> **To do**:
Find all lines below containing the string "provide" and return them.

> **Exercise data**:

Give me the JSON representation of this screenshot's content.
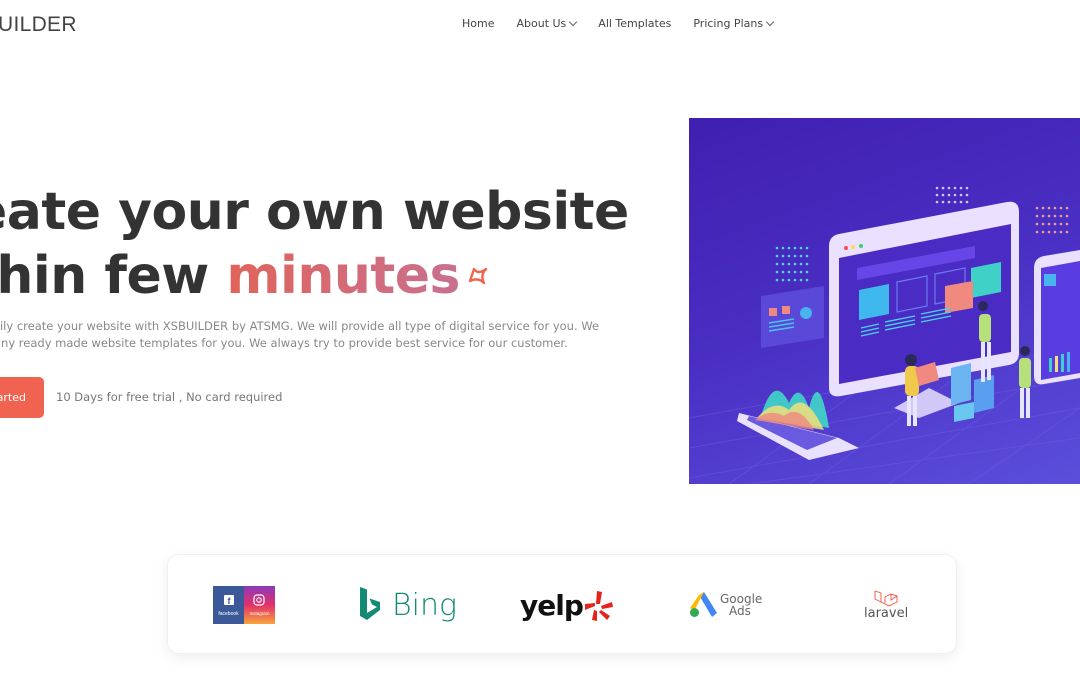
{
  "header": {
    "logo_text": "UILDER",
    "nav": [
      {
        "label": "Home",
        "dropdown": false
      },
      {
        "label": "About Us",
        "dropdown": true
      },
      {
        "label": "All Templates",
        "dropdown": false
      },
      {
        "label": "Pricing Plans",
        "dropdown": true
      }
    ]
  },
  "hero": {
    "title_line1": "eate your own website",
    "title_line2_prefix": "thin few ",
    "title_line2_accent": "minutes",
    "description_line1": "sily create your website with XSBUILDER by ATSMG. We will provide all type of digital service for you. We",
    "description_line2": "any ready made website templates for you. We always try to provide best service for our customer.",
    "cta_label": "arted",
    "trial_note": "10 Days for free trial , No card required",
    "accent_color": "#ef6350",
    "illustration": "website-builder-isometric-illustration"
  },
  "partners": {
    "logos": [
      {
        "name": "facebook-instagram",
        "labels": [
          "facebook",
          "Instagram"
        ]
      },
      {
        "name": "bing",
        "label": "Bing"
      },
      {
        "name": "yelp",
        "label": "yelp"
      },
      {
        "name": "google-ads",
        "label_line1": "Google",
        "label_line2": "Ads"
      },
      {
        "name": "laravel",
        "label": "laravel"
      }
    ]
  }
}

> **Result below**:
    "description_line1": "sily create your website with XSBUILDER by ATSMG. We will provide all type of digital service for you. We",
    "description_line2": "any ready made website templates for you. We always try to provide best service for our customer.",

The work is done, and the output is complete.